Uploaded on 24 March 2020
Ensuring human dignity
Dr Mohammad Manzoor Alam
In the first article of this series we posited that God bestowed dignity on humans: men, women, blacks, whites, yellow races, the wheatish and the reds, as well as on followers of all faiths and atheists – Hindus, Jews, Christians, Buddhists, Jains, Muslims, Sikhs, Zoroastrians, atheists, agnostics, animists and a whole range of in-between categories.
The principle of human dignity is enshrined in the UN Charters, Constitutions of different countries and their laws and moral principles. But have you ever cared to think how many people on earth today have never been treated with dignity because of their statelessness, or their refugee-status, or their low earning, or “low” caste.

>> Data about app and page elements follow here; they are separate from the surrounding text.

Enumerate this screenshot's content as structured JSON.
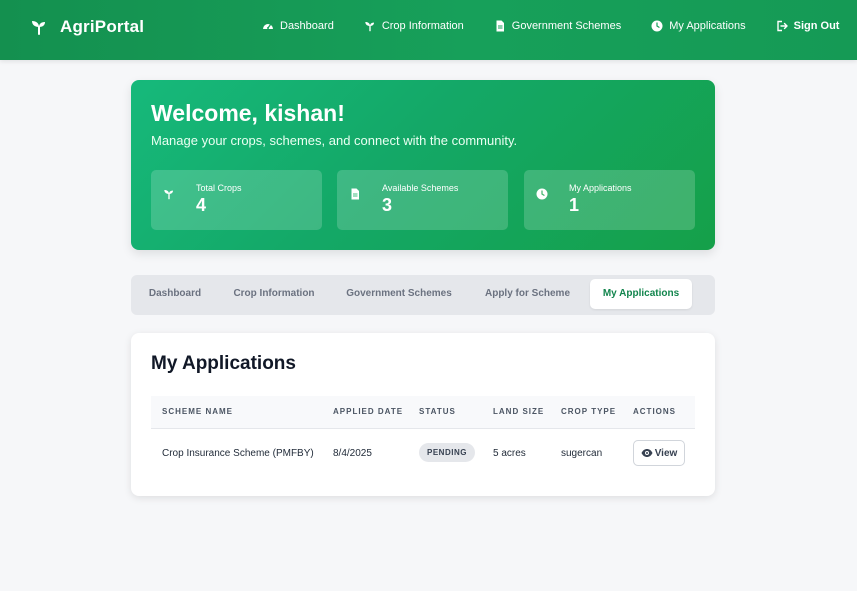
{
  "brand": {
    "name": "AgriPortal",
    "icon": "sprout-icon"
  },
  "nav": {
    "items": [
      {
        "label": "Dashboard",
        "icon": "gauge-icon"
      },
      {
        "label": "Crop Information",
        "icon": "sprout-icon"
      },
      {
        "label": "Government Schemes",
        "icon": "document-icon"
      },
      {
        "label": "My Applications",
        "icon": "clock-icon"
      },
      {
        "label": "Sign Out",
        "icon": "sign-out-icon"
      }
    ]
  },
  "hero": {
    "title": "Welcome, kishan!",
    "subtitle": "Manage your crops, schemes, and connect with the community.",
    "stats": [
      {
        "label": "Total Crops",
        "value": "4",
        "icon": "sprout-icon"
      },
      {
        "label": "Available Schemes",
        "value": "3",
        "icon": "document-icon"
      },
      {
        "label": "My Applications",
        "value": "1",
        "icon": "clock-icon"
      }
    ]
  },
  "tabs": [
    {
      "label": "Dashboard",
      "active": false
    },
    {
      "label": "Crop Information",
      "active": false
    },
    {
      "label": "Government Schemes",
      "active": false
    },
    {
      "label": "Apply for Scheme",
      "active": false
    },
    {
      "label": "My Applications",
      "active": true
    }
  ],
  "applications": {
    "title": "My Applications",
    "columns": [
      "SCHEME NAME",
      "APPLIED DATE",
      "STATUS",
      "LAND SIZE",
      "CROP TYPE",
      "ACTIONS"
    ],
    "rows": [
      {
        "scheme_name": "Crop Insurance Scheme (PMFBY)",
        "applied_date": "8/4/2025",
        "status": "PENDING",
        "land_size": "5 acres",
        "crop_type": "sugercan",
        "action_label": "View",
        "action_icon": "eye-icon"
      }
    ]
  },
  "colors": {
    "primary": "#16a05a",
    "accent_text": "#12854d",
    "badge_bg": "#e5e7eb",
    "page_bg": "#f6f7f9"
  }
}
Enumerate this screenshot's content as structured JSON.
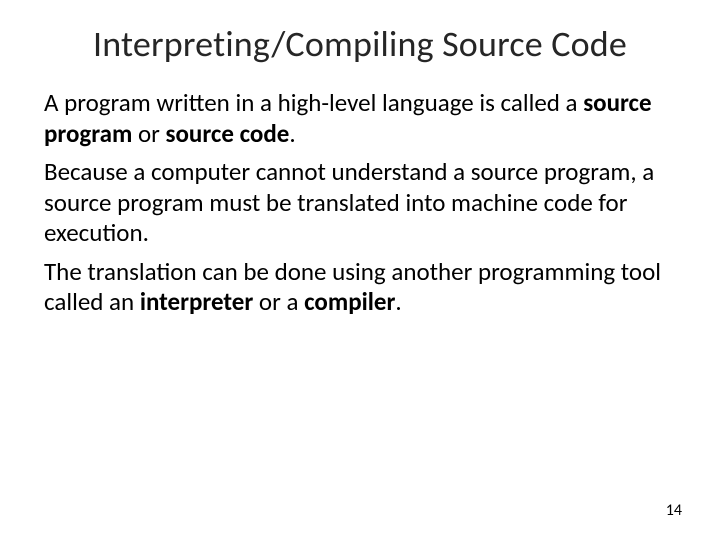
{
  "slide": {
    "title": "Interpreting/Compiling Source Code",
    "paragraphs": {
      "p1": {
        "t1": "A program written in a high-level language is called a ",
        "b1": "source program",
        "t2": " or ",
        "b2": "source code",
        "t3": "."
      },
      "p2": {
        "t1": "Because a computer cannot understand a source program, a source program must be translated into machine code for execution."
      },
      "p3": {
        "t1": "The translation can be done using another programming tool called an ",
        "b1": "interpreter",
        "t2": " or a ",
        "b2": "compiler",
        "t3": "."
      }
    },
    "page_number": "14"
  }
}
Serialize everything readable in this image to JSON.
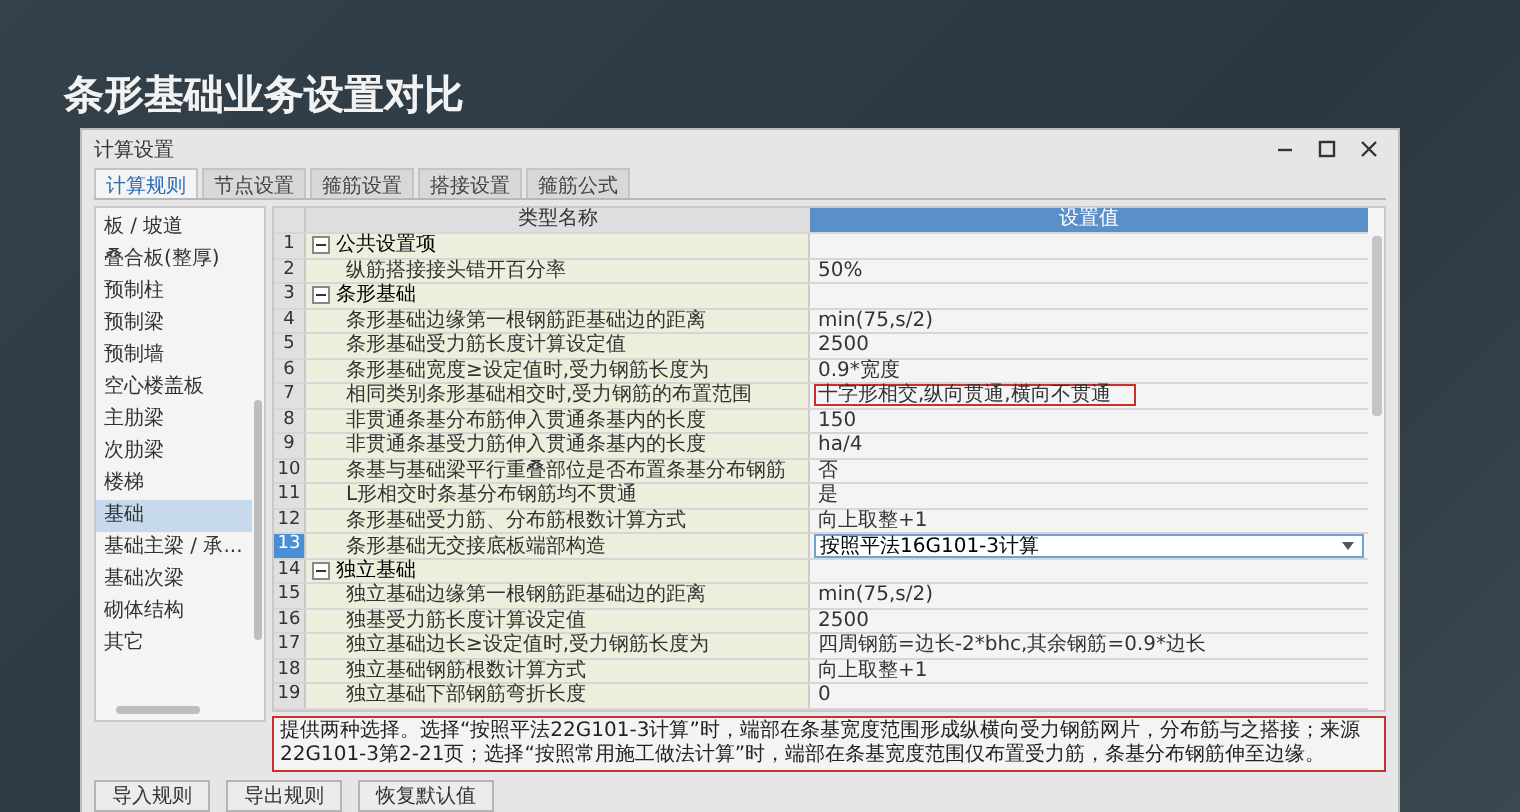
{
  "slide_title": "条形基础业务设置对比",
  "window": {
    "title": "计算设置"
  },
  "tabs": [
    {
      "label": "计算规则",
      "selected": true
    },
    {
      "label": "节点设置",
      "selected": false
    },
    {
      "label": "箍筋设置",
      "selected": false
    },
    {
      "label": "搭接设置",
      "selected": false
    },
    {
      "label": "箍筋公式",
      "selected": false
    }
  ],
  "sidebar": {
    "items": [
      {
        "label": "板 / 坡道",
        "selected": false
      },
      {
        "label": "叠合板(整厚)",
        "selected": false
      },
      {
        "label": "预制柱",
        "selected": false
      },
      {
        "label": "预制梁",
        "selected": false
      },
      {
        "label": "预制墙",
        "selected": false
      },
      {
        "label": "空心楼盖板",
        "selected": false
      },
      {
        "label": "主肋梁",
        "selected": false
      },
      {
        "label": "次肋梁",
        "selected": false
      },
      {
        "label": "楼梯",
        "selected": false
      },
      {
        "label": "基础",
        "selected": true
      },
      {
        "label": "基础主梁 / 承...",
        "selected": false
      },
      {
        "label": "基础次梁",
        "selected": false
      },
      {
        "label": "砌体结构",
        "selected": false
      },
      {
        "label": "其它",
        "selected": false
      }
    ]
  },
  "table": {
    "columns": [
      "类型名称",
      "设置值"
    ],
    "rows": [
      {
        "number": "1",
        "label": "公共设置项",
        "expanded": true,
        "children": [
          {
            "number": "2",
            "label": "纵筋搭接接头错开百分率",
            "value": "50%",
            "kind": "text",
            "selected": false,
            "outlined": false
          }
        ]
      },
      {
        "number": "3",
        "label": "条形基础",
        "expanded": true,
        "children": [
          {
            "number": "4",
            "label": "条形基础边缘第一根钢筋距基础边的距离",
            "value": "min(75,s/2)",
            "kind": "text",
            "selected": false,
            "outlined": false
          },
          {
            "number": "5",
            "label": "条形基础受力筋长度计算设定值",
            "value": "2500",
            "kind": "text",
            "selected": false,
            "outlined": false
          },
          {
            "number": "6",
            "label": "条形基础宽度≥设定值时,受力钢筋长度为",
            "value": "0.9*宽度",
            "kind": "text",
            "selected": false,
            "outlined": false
          },
          {
            "number": "7",
            "label": "相同类别条形基础相交时,受力钢筋的布置范围",
            "value": "十字形相交,纵向贯通,横向不贯通",
            "kind": "text",
            "selected": false,
            "outlined": true
          },
          {
            "number": "8",
            "label": "非贯通条基分布筋伸入贯通条基内的长度",
            "value": "150",
            "kind": "text",
            "selected": false,
            "outlined": false
          },
          {
            "number": "9",
            "label": "非贯通条基受力筋伸入贯通条基内的长度",
            "value": "ha/4",
            "kind": "text",
            "selected": false,
            "outlined": false
          },
          {
            "number": "10",
            "label": "条基与基础梁平行重叠部位是否布置条基分布钢筋",
            "value": "否",
            "kind": "text",
            "selected": false,
            "outlined": false
          },
          {
            "number": "11",
            "label": "L形相交时条基分布钢筋均不贯通",
            "value": "是",
            "kind": "text",
            "selected": false,
            "outlined": false
          },
          {
            "number": "12",
            "label": "条形基础受力筋、分布筋根数计算方式",
            "value": "向上取整+1",
            "kind": "text",
            "selected": false,
            "outlined": false
          },
          {
            "number": "13",
            "label": "条形基础无交接底板端部构造",
            "value": "按照平法16G101-3计算",
            "kind": "dropdown",
            "selected": true,
            "outlined": false
          }
        ]
      },
      {
        "number": "14",
        "label": "独立基础",
        "expanded": true,
        "children": [
          {
            "number": "15",
            "label": "独立基础边缘第一根钢筋距基础边的距离",
            "value": "min(75,s/2)",
            "kind": "text",
            "selected": false,
            "outlined": false
          },
          {
            "number": "16",
            "label": "独基受力筋长度计算设定值",
            "value": "2500",
            "kind": "text",
            "selected": false,
            "outlined": false
          },
          {
            "number": "17",
            "label": "独立基础边长≥设定值时,受力钢筋长度为",
            "value": "四周钢筋=边长-2*bhc,其余钢筋=0.9*边长",
            "kind": "text",
            "selected": false,
            "outlined": false
          },
          {
            "number": "18",
            "label": "独立基础钢筋根数计算方式",
            "value": "向上取整+1",
            "kind": "text",
            "selected": false,
            "outlined": false
          },
          {
            "number": "19",
            "label": "独立基础下部钢筋弯折长度",
            "value": "0",
            "kind": "text",
            "selected": false,
            "outlined": false
          }
        ]
      }
    ]
  },
  "description": {
    "text": "提供两种选择。选择“按照平法22G101-3计算”时，端部在条基宽度范围形成纵横向受力钢筋网片，分布筋与之搭接；来源22G101-3第2-21页；选择“按照常用施工做法计算”时，端部在条基宽度范围仅布置受力筋，条基分布钢筋伸至边缘。",
    "outlined": true
  },
  "buttons": [
    "导入规则",
    "导出规则",
    "恢复默认值"
  ]
}
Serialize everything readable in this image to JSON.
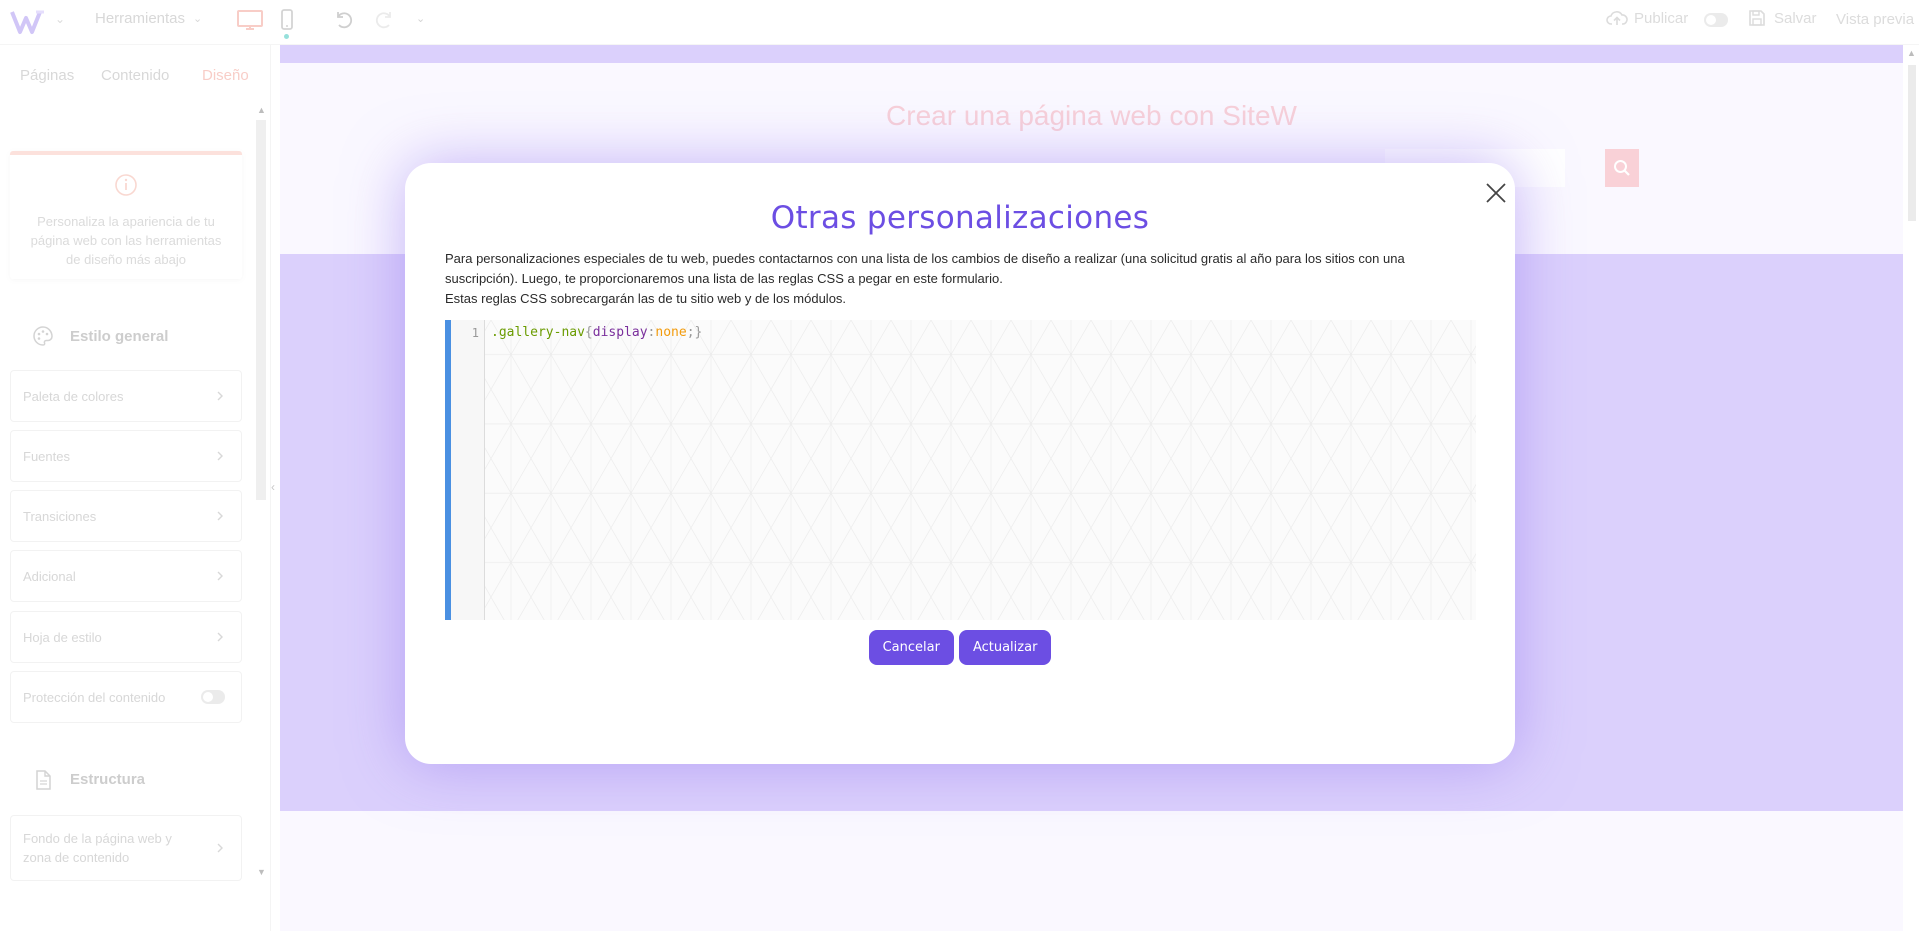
{
  "toolbar": {
    "logo_icon": "sitew-logo-icon",
    "tools_label": "Herramientas",
    "publish_label": "Publicar",
    "save_label": "Salvar",
    "preview_label": "Vista previa"
  },
  "sidebar": {
    "tabs": [
      {
        "label": "Páginas",
        "active": false
      },
      {
        "label": "Contenido",
        "active": false
      },
      {
        "label": "Diseño",
        "active": true
      }
    ],
    "info_text": "Personaliza la apariencia de tu página web con las herramientas de diseño más abajo",
    "section_general": "Estilo general",
    "items_general": [
      {
        "label": "Paleta de colores"
      },
      {
        "label": "Fuentes"
      },
      {
        "label": "Transiciones"
      },
      {
        "label": "Adicional"
      },
      {
        "label": "Hoja de estilo"
      },
      {
        "label": "Protección del contenido"
      }
    ],
    "section_structure": "Estructura",
    "items_structure": [
      {
        "label": "Fondo de la página web y zona de contenido"
      }
    ]
  },
  "site": {
    "title": "Crear una página web con SiteW"
  },
  "modal": {
    "title": "Otras personalizaciones",
    "desc_line1": "Para personalizaciones especiales de tu web, puedes contactarnos con una lista de los cambios de diseño a realizar (una solicitud gratis al año para los sitios con una suscripción). Luego, te proporcionaremos una lista de las reglas CSS a pegar en este formulario.",
    "desc_line2": "Estas reglas CSS sobrecargarán las de tu sitio web y de los módulos.",
    "code": {
      "line_number": "1",
      "selector": ".gallery-nav",
      "open_brace": "{",
      "property": "display",
      "colon": ":",
      "value": "none",
      "semicolon": ";",
      "close_brace": "}"
    },
    "cancel_label": "Cancelar",
    "update_label": "Actualizar"
  },
  "colors": {
    "accent": "#6c4ee3",
    "band": "#c8b7fb",
    "title_pink": "#f3b7c4",
    "active_tab": "#f4b3aa"
  }
}
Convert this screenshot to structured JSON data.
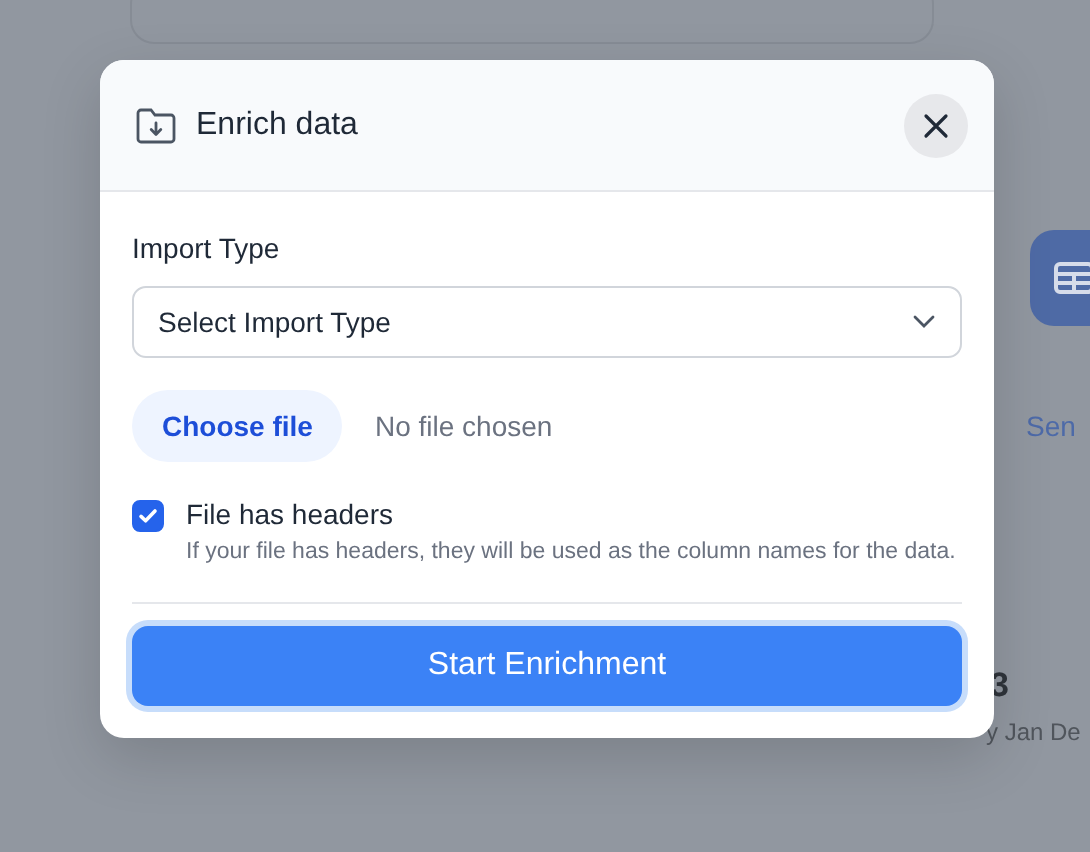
{
  "background": {
    "tab_label": "Sen",
    "row_count": "3",
    "row_text": "y Jan De"
  },
  "dialog": {
    "title": "Enrich data",
    "import_type": {
      "label": "Import Type",
      "placeholder": "Select Import Type"
    },
    "file": {
      "button": "Choose file",
      "status": "No file chosen"
    },
    "headers": {
      "label": "File has headers",
      "checked": true,
      "hint": "If your file has headers, they will be used as the column names for the data."
    },
    "submit": "Start Enrichment"
  }
}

These are very important issues for people who want to treat others with respect and sympathy. In today’s global population nearly ten percent of them do not have sufficient food, clean water, access to reasonably good education, housing and protection from the violence of more powerful groups. These minorities, refugees and stateless people are particularly prone to discrimination as justice-delivery systems shamelessly favour the aggressors. Is the dignity of such unprivileged being protected by anyone: the powerful groups, the governments, the police, the judiciary, the society? The answer is a resounding “No.”
Then what is the point of giving lip service to it?
Also consider whether people who have been allowed by the state to be looted and killed and their shops and workshops to be looted and burnt down and survivors to move around like stray cattle in search for a small, subsistence-level earning, can have dignity? The “goli maaro" (shoot them) provocateurs and rioters are roaming free while the victims are being sent to jail right under the nose of the PM and President, in the shadow of national parliament, barely half an hour’s drive from the national and state government hub.
In our first article we quoted the first real economist and 18th century philosopher, Adam Smith, insisting that a dignified life is not possible without a certain degree of economic wellbeing. Democracy as a form of government is seen to be more supportive of human dignity compared to other forms of government.
However, today democracy has been reduced to mere periodic elections (often preceded by poisonous propaganda and violence against the weak). Democratic institutions, including Election Commission, CAG, judiciary, and myriad others have lost credibility. There is an economic wellbeing angle to democracy also, without which democracy cannot function well. Several years ago, Fareed Zakaria wrote in his classic Future of Freedom: Illiberal Democracies at Home and Abroad, that democracy cannot flourish in a country with less than $ 5,000 per capita income. Today, this figure must be reckoned to $ 9,000-10,000.
In our effort to establish human dignity we must keep this in mind and give wealth creation its due importance , not just on the level of elite industrialists, but also on lower scale. We must struggle for the establishment of human dignity in every possible way.